- …the obvious distinction of the ‘i’ and the ‘y’ denoting the ‘i’ phoneme in the respective ladies’ surnames always reminds me that ‘Y’ is the first letter of ‘you’, as if ‘You cannot be serious!’ which, as we all know, is the petulant catchphrase of tennis star John McEnroe, who is, wait for it…Patty Smyth’s husband. — Mary Smoked-Trout, Glyndebourne
- …clearly, Patti Smith is an anagram of ‘Tim, pat this’ while Patty Smyth reveals ‘Ty, tap myths’ when jumbled. Easy as you like. — Peter Manorhousegrey, Edinburgh
- …the iconic photograph of Robert Mapplethorpe on the cover of the Lp Horses is of one or the other of the two women, I think. —Karen Catspaw, Truro
- …back in my day, we had a school yard chant to tell them apart. It went: ‘Patti with an ‘i’ wrote a song with The Boss/But Patty with the ‘y’ couldn’t give a toss/Alas her solo career couldn’t hold a candle/To her MTV band that she called Scandal’. — Candy Matchstick, Crewe.
- …like all women, I tell them apart by which one I’d shag. — Bob Ammonite, Teddington.
We hope that clears things up. Next week’s challenge comes from Anna Mole’s-Breath of Exeter. She asks, “What’s the difference between blues guitarists Albert King, B.B. King and Freddie King? By the way, I’m not a racist, I can tell some black people apart.” Good luck with that one readers.
Darin was a swinging cat in the 50s, and yet his transformation to 60s hipster still made sense; witness, his cover of Tim Hardin’s “Reason To Believe” on the A of this single. The folky flipside must be one of the weirdest things to come out of that weird time. What is that Velvet Underground racket in the background? Hear here.
I’m a sucker for Atlantic stuff, ‘specially if it’s only 50p.

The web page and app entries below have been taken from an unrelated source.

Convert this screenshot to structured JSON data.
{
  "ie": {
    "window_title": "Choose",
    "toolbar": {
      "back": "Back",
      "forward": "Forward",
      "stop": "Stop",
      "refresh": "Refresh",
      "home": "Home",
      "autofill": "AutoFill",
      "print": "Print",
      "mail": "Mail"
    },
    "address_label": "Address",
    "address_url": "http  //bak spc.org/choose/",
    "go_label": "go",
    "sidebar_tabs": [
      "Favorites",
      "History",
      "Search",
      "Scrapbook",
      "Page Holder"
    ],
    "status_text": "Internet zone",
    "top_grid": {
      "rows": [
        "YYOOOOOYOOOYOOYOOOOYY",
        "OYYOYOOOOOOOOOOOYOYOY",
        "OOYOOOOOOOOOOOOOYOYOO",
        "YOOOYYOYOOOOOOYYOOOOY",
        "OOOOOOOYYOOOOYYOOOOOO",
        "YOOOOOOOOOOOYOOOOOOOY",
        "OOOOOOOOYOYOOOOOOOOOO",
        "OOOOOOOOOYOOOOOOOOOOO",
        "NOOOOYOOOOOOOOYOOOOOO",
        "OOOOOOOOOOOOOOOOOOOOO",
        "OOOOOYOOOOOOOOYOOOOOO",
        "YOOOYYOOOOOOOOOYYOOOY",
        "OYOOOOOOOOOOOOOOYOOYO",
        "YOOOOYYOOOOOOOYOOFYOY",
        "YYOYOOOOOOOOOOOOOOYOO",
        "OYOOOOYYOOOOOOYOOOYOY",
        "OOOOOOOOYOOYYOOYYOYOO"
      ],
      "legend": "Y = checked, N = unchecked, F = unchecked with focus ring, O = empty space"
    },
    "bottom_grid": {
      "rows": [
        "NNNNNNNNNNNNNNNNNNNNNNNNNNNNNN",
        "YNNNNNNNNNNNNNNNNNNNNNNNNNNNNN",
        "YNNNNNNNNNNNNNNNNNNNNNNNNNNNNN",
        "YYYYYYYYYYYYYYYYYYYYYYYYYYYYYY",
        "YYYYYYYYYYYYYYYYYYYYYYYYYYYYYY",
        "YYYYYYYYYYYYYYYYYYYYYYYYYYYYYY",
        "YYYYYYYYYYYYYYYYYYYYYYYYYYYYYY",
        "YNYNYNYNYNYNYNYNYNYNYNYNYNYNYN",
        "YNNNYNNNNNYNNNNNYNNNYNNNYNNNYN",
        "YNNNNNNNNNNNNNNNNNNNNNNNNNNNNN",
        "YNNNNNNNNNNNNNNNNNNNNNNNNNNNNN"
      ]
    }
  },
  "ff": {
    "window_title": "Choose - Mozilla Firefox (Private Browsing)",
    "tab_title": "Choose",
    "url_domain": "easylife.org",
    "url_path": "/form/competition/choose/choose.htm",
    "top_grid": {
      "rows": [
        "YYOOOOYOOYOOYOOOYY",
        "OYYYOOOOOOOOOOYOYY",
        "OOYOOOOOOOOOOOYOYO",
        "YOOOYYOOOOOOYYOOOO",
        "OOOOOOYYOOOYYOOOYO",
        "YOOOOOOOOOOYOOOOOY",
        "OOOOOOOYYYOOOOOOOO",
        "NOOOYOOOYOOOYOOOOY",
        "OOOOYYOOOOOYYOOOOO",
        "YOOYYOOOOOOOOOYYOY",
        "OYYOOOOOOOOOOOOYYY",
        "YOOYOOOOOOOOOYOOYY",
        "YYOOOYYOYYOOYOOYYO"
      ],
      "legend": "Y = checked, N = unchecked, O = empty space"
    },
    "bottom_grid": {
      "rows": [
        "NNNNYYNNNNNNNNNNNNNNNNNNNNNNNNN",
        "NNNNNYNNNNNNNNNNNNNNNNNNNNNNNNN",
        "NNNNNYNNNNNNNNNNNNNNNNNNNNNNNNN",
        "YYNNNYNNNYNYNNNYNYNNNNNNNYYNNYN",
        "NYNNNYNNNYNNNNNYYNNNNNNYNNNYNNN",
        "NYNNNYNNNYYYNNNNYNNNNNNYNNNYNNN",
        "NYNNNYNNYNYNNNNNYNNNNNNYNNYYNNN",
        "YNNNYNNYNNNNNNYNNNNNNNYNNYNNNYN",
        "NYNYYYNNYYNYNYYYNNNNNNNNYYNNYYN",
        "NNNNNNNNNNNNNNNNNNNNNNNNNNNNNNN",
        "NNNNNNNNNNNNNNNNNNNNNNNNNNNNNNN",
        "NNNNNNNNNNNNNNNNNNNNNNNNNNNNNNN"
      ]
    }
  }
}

One of the last great pieces of sexist Stones iconography, though I’m having difficulty putting my finger on exactly what constitutes “sexist” here. It just seems wrong somehow. Anyhow, the image originally appeared on the inner sleeve of what is generally regarded as their last great (or acceptable, depending on your level of worship) album, Tattoo You. Tattoo You was a big deal at the time. After the success of Some Girls, 1980’s Emotional Rescue had been something of a disappointment (though I still rate at least half of it), despite being their first UK #1 Lp since 1973. The band chose not to tour behind ER, unlike Some Girls, so, despite nearly two decades as the World’s Greatest Rock & Roll Band®, it kinda felt like make or break time career-wise. Fortunately for them, Tattoo You delivered and with “Start Me Up”, they had their last great signature song. I picked this up last weekend for 50p–still sounds boss, as does the bluesier B.Apart from Mick ‘n’ Keith, none of the other Stones appear on the cover of Tattoo You; they’d tried a similar stratagem with Goat’s Head Soup, though on that one at least Bill, Charlie and Mick T. featured in the inner gatefold. Interesting for an act whose demeanor is so tied up with the notion of being a band, or better, a gang, that they promoted themselves as a two-man show.I got the Tatto You patch around 1981; however, it wasn’t sewn onto the obligatory Levis Jean Jacket until years later when Mrs Asbo did the honours. My youngest son rocks it these days.